**TASK DETAILS**
Give the lines below again, exactly as they stand, and leave out the images.

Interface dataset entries
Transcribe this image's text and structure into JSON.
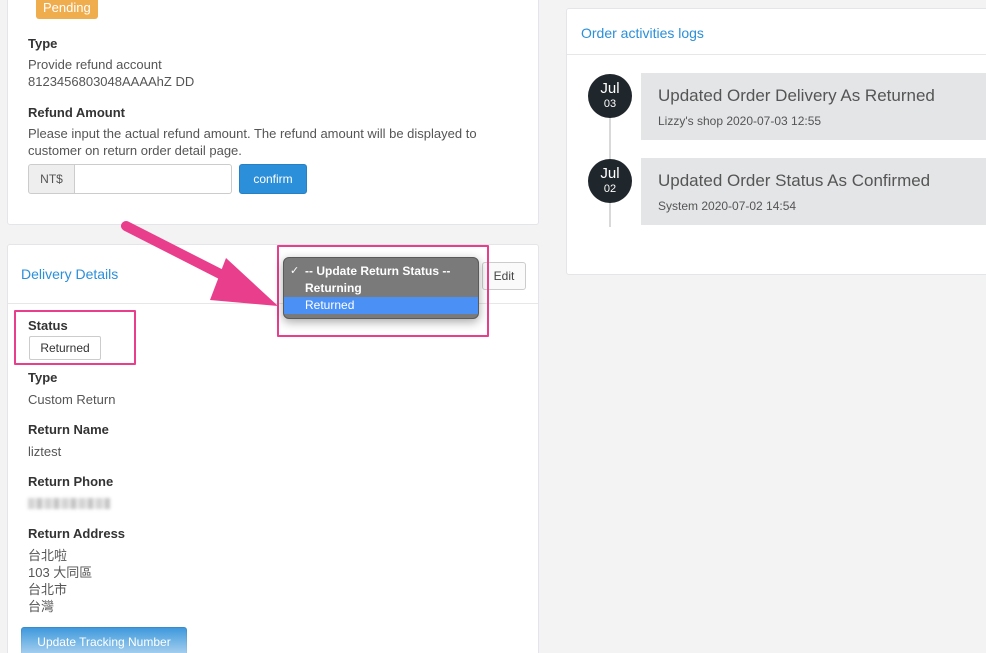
{
  "refund": {
    "status_badge": "Pending",
    "type_label": "Type",
    "type_line1": "Provide refund account",
    "type_line2": "8123456803048AAAAhZ DD",
    "amount_label": "Refund Amount",
    "amount_desc1": "Please input the actual refund amount. The refund amount will be displayed to",
    "amount_desc2": "customer on return order detail page.",
    "currency": "NT$",
    "amount_value": "",
    "confirm_label": "confirm"
  },
  "delivery": {
    "title": "Delivery Details",
    "edit_label": "Edit",
    "status_label": "Status",
    "status_value": "Returned",
    "type_label": "Type",
    "type_value": "Custom Return",
    "name_label": "Return Name",
    "name_value": "liztest",
    "phone_label": "Return Phone",
    "address_label": "Return Address",
    "address_lines": [
      "台北啦",
      "103 大同區",
      "台北市",
      "台灣"
    ],
    "update_tracking_label": "Update Tracking Number"
  },
  "dropdown": {
    "options": [
      "-- Update Return Status --",
      "Returning",
      "Returned"
    ],
    "checked_index": 0,
    "highlighted_index": 2
  },
  "logs": {
    "title": "Order activities logs",
    "items": [
      {
        "month": "Jul",
        "day": "03",
        "title": "Updated Order Delivery As Returned",
        "meta": "Lizzy's shop 2020-07-03 12:55"
      },
      {
        "month": "Jul",
        "day": "02",
        "title": "Updated Order Status As Confirmed",
        "meta": "System 2020-07-02 14:54"
      }
    ]
  },
  "colors": {
    "accent": "#2b8fd9",
    "badge": "#f0ad4e",
    "highlight": "#e83e8c",
    "dropdown_selected": "#4a90f5"
  }
}
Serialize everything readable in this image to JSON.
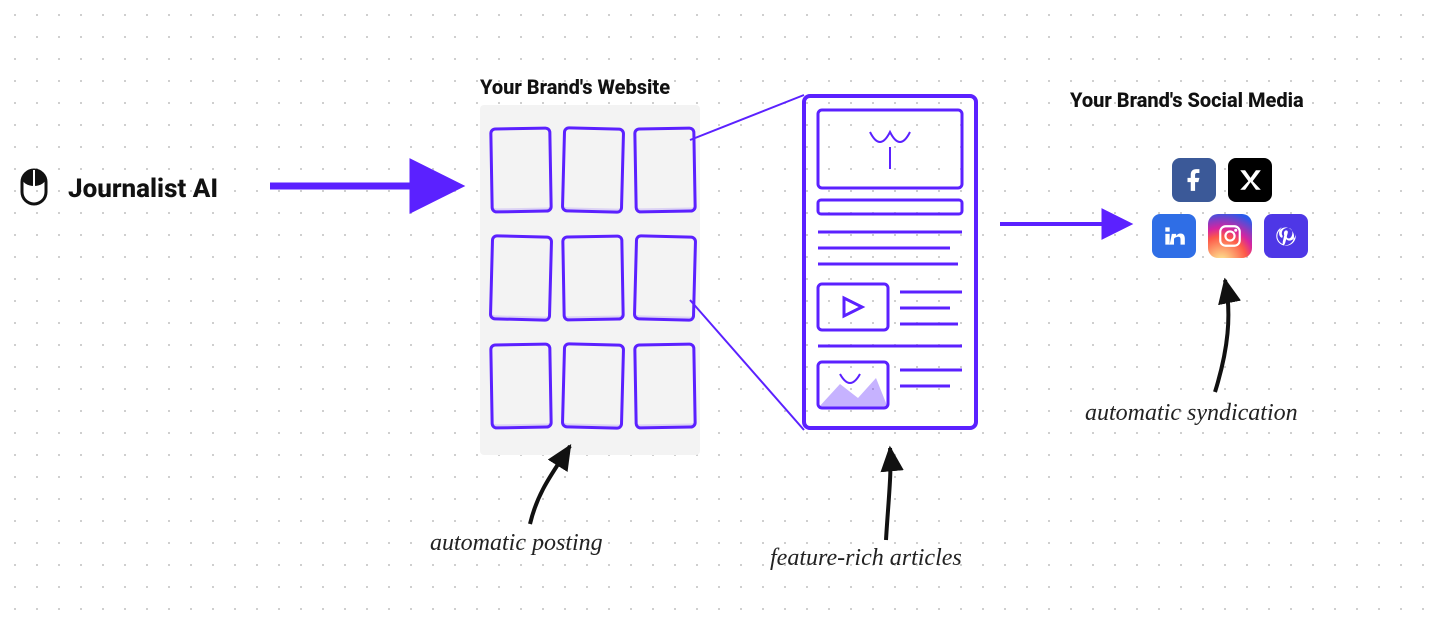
{
  "brand": {
    "name": "Journalist AI"
  },
  "headings": {
    "website": "Your Brand's Website",
    "social": "Your Brand's Social Media"
  },
  "captions": {
    "posting": "automatic posting",
    "articles": "feature-rich articles",
    "syndication": "automatic syndication"
  },
  "social_icons": [
    "facebook",
    "x",
    "linkedin",
    "instagram",
    "pinterest"
  ],
  "colors": {
    "accent": "#5B21FF",
    "ink": "#111111"
  }
}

**YOUR RESPONSE**
Transcribe this image's text and structure into JSON.
{
  "refund": {
    "status_badge": "Pending",
    "type_label": "Type",
    "type_line1": "Provide refund account",
    "type_line2": "8123456803048AAAAhZ DD",
    "amount_label": "Refund Amount",
    "amount_desc1": "Please input the actual refund amount. The refund amount will be displayed to",
    "amount_desc2": "customer on return order detail page.",
    "currency": "NT$",
    "amount_value": "",
    "confirm_label": "confirm"
  },
  "delivery": {
    "title": "Delivery Details",
    "edit_label": "Edit",
    "status_label": "Status",
    "status_value": "Returned",
    "type_label": "Type",
    "type_value": "Custom Return",
    "name_label": "Return Name",
    "name_value": "liztest",
    "phone_label": "Return Phone",
    "address_label": "Return Address",
    "address_lines": [
      "台北啦",
      "103 大同區",
      "台北市",
      "台灣"
    ],
    "update_tracking_label": "Update Tracking Number"
  },
  "dropdown": {
    "options": [
      "-- Update Return Status --",
      "Returning",
      "Returned"
    ],
    "checked_index": 0,
    "highlighted_index": 2
  },
  "logs": {
    "title": "Order activities logs",
    "items": [
      {
        "month": "Jul",
        "day": "03",
        "title": "Updated Order Delivery As Returned",
        "meta": "Lizzy's shop 2020-07-03 12:55"
      },
      {
        "month": "Jul",
        "day": "02",
        "title": "Updated Order Status As Confirmed",
        "meta": "System 2020-07-02 14:54"
      }
    ]
  },
  "colors": {
    "accent": "#2b8fd9",
    "badge": "#f0ad4e",
    "highlight": "#e83e8c",
    "dropdown_selected": "#4a90f5"
  }
}
Serialize everything readable in this image to JSON.
{
  "brand": {
    "name": "Journalist AI"
  },
  "headings": {
    "website": "Your Brand's Website",
    "social": "Your Brand's Social Media"
  },
  "captions": {
    "posting": "automatic posting",
    "articles": "feature-rich articles",
    "syndication": "automatic syndication"
  },
  "social_icons": [
    "facebook",
    "x",
    "linkedin",
    "instagram",
    "pinterest"
  ],
  "colors": {
    "accent": "#5B21FF",
    "ink": "#111111"
  }
}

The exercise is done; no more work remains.